The CM series Accord debuted in September 2002 for North America. Initially, the engine options were 2.4L K24A4 and the 3.0L J30A4. They produced 160 and 240 horsepower, respectively. In 2005, the US got a hybrid model, which employed a 3.0L V6 (not the same as the J30) paired to a 144V electric motor. Total system output was 255 horsepower @ 6000 rpm. The Accord was refreshed in 2006, and the base motors from before were altered for higher power output. The 2.4L upgraded to the 166 hp K24A8, and the 3.0L V6 to the 244 hp J30A5.
Model year 2008 saw the start of the eighth generation Accord. It was slightly larger than its predecessor, being 4950 mm long and 1847 mm wide. The chassis codes varied depending on the model and engine combo. The CP2 got the 2.4L K24Z2/K24Z3 (sedan); the CS1 the K24Z3 (coupe); CP3 the 3.5L J35Z2 (V6 sedan), and the CS2 the J35Z3 (V6 coupe). The Accord got a refresh in 2011, and the generation ran production through 2013. There were no hybrid models for this generation.
The ninth generation Accord debuted in model year 2013. This model was shorter (4862 mm) and wider (1849 mm) than the previous generation. While Honda did declare the Accord (at least since the last model) would not have (or need) a hybrid variant, in model year 2014 the Plug-in Hybrid debuted. The maximum combined city/highway EPA rating was 46 MPG (5.1 L / 100 km). US production would be limited to 1,030 units.

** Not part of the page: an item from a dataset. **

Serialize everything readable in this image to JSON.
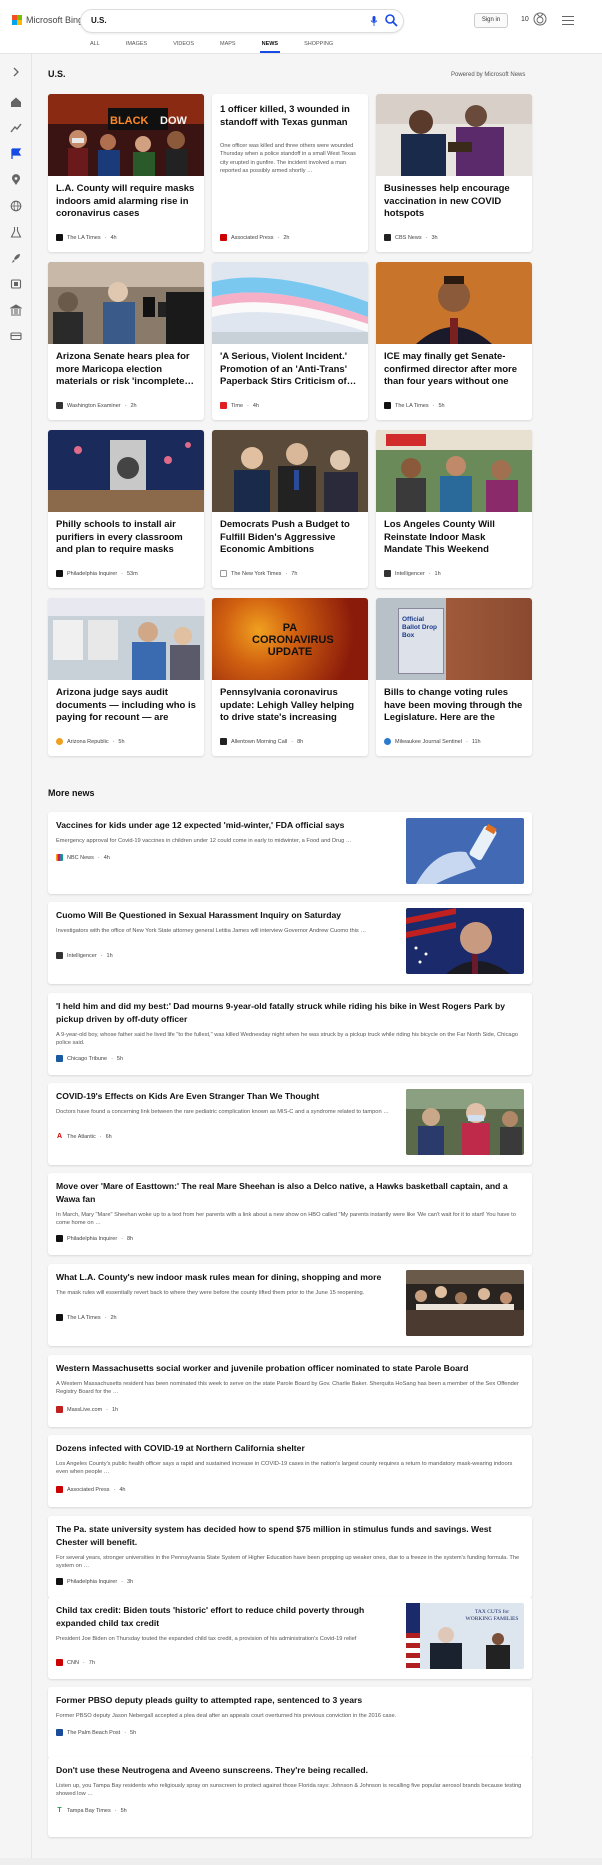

The Accord was refreshed in 2016, but the Plug-in Hybrid was discontinued. The refreshed model in this generation would last only until 2017, before the end of its production run followed by the introduction of the tenth generation Accord.